South Africa reports first two coronavirus deaths as lockdown commences
South Africa recorded its first two deaths from coronavirus on Friday as its case tally breached the 1,000 mark just hours after a three-week nationwide lockdown took effect.
“This morning we wake South Africans up with sad news that we now have our first deaths resulting from COVID-19,” Health Minister Zweli Mkhize said in a statement.
President Cyril Ramaphosa has ordered South Africa’s 57 million people to stay at home for 21 days, joining countries across the continent in imposing strict measures to halt the spread of the disease.
But many people especially from the poor neighbourhoods, defied the order after it came into effect at midnight Thursday, lining up outside food stores or at bus terminals.

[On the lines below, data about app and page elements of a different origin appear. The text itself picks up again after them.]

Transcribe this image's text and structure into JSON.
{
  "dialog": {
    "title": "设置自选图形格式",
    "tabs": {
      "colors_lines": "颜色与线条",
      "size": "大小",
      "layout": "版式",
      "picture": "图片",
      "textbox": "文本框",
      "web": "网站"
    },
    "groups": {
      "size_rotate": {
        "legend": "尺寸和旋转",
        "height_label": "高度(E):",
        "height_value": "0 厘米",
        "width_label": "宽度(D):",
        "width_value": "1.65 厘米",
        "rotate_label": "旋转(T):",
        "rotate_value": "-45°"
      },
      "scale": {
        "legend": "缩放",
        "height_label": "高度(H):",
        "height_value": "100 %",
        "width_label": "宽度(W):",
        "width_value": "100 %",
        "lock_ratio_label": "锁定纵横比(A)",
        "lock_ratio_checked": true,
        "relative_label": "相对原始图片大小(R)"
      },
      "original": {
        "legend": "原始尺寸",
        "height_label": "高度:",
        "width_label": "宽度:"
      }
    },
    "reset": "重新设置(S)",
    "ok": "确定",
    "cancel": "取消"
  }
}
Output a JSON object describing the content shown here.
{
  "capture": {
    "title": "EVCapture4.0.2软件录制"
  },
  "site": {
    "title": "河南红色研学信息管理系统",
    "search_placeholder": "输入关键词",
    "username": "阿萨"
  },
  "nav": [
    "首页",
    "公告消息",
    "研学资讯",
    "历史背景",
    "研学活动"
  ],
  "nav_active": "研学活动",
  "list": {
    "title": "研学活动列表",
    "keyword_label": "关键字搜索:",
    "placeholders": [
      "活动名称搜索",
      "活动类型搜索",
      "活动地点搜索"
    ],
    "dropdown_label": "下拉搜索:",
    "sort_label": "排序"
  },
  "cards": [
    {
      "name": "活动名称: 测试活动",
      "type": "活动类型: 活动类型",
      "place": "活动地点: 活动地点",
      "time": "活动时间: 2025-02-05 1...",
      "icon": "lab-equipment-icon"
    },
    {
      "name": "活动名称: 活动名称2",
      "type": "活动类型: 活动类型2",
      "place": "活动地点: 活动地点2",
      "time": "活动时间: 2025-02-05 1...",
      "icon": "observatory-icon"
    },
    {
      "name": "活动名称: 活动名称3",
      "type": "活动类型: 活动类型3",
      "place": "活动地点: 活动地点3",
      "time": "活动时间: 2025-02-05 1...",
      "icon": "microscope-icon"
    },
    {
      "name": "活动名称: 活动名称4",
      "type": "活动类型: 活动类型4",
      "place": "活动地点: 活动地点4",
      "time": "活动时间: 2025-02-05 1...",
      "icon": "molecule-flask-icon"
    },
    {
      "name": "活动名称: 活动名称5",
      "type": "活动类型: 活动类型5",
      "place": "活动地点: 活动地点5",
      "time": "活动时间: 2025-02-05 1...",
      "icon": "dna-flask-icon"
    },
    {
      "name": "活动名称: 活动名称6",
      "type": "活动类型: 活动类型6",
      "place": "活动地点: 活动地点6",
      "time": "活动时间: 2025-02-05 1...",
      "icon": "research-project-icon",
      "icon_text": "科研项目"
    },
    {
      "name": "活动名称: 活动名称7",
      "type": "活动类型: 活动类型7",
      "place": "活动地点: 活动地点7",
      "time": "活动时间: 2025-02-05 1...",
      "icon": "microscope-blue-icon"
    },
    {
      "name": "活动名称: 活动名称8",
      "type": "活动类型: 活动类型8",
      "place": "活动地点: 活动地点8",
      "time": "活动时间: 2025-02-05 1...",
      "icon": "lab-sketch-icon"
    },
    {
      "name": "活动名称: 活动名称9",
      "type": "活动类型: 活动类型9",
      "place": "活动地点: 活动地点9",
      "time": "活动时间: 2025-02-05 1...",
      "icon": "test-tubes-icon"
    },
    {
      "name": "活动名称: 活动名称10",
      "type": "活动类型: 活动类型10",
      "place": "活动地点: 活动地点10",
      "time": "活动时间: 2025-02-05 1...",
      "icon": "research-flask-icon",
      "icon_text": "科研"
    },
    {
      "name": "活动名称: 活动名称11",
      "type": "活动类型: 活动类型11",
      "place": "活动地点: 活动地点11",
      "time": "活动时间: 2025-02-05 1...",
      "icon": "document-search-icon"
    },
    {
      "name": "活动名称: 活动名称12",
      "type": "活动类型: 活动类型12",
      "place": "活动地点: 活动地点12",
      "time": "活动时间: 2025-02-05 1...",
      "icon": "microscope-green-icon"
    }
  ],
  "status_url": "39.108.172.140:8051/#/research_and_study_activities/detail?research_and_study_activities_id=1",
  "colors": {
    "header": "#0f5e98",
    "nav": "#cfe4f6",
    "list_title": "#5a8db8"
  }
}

Police appeared overwhelmed in downtown Johannesburg on Friday, where hundreds of shoppers pushed and shoved trying to force their way into a supermarket.
“The lockdown is a good thing for the country, even though I feel that a lot of people and taking it for granted, saying this virus is not for us… which is bad because by the time we wake up this thing will have spread enormously in the country,” said bank employee Dumisani July, 39, wearing a mask and black latex gloves.
Mkhize said the two people died in the Western Cape province, and announced that the number of confirmed COVID-19 cases had topped 1,000.
The provinces’ administrators in Cape Town said the two were women aged 28 and 48.
On Thursday, Africa’s biggest industrialised economy had reported 927 confirmed cases, a jump of more than 30 per cent from the previous day and Ramaphosa projected it could reach 1,500 “within a few days”.
Ramaphosa – clad in a camouflage uniform – on Thursday saw off soldiers before they deployed from a military base in Soweto township outside economic hub Johannesburg.
“This is unprecedented, not only in our democracy but also in the history of our country, that we will have a lockdown for 21 days to go out and wage war against an invisible enemy coronavirus,” he said.
During the shutdown, jogging, dog-walking and the sale of alcohol are banned across the country, which so far has the highest number of detected infections in sub-Saharan Africa.
Violation of any of the regulations will carry a six-month jail sentence or a fine.
– Virus in eastern DR Congo –
Coronavirus has infected 3,340 people across all of Africa, killing 91, according to an AFP tally as of mid-day Friday.
Although this toll is far lower than in the United States, Europe and the Middle East, experts say the world’s poorest continent is especially vulnerable, given its poor sanitation, weak healthcare systems, overcrowding and conflicts.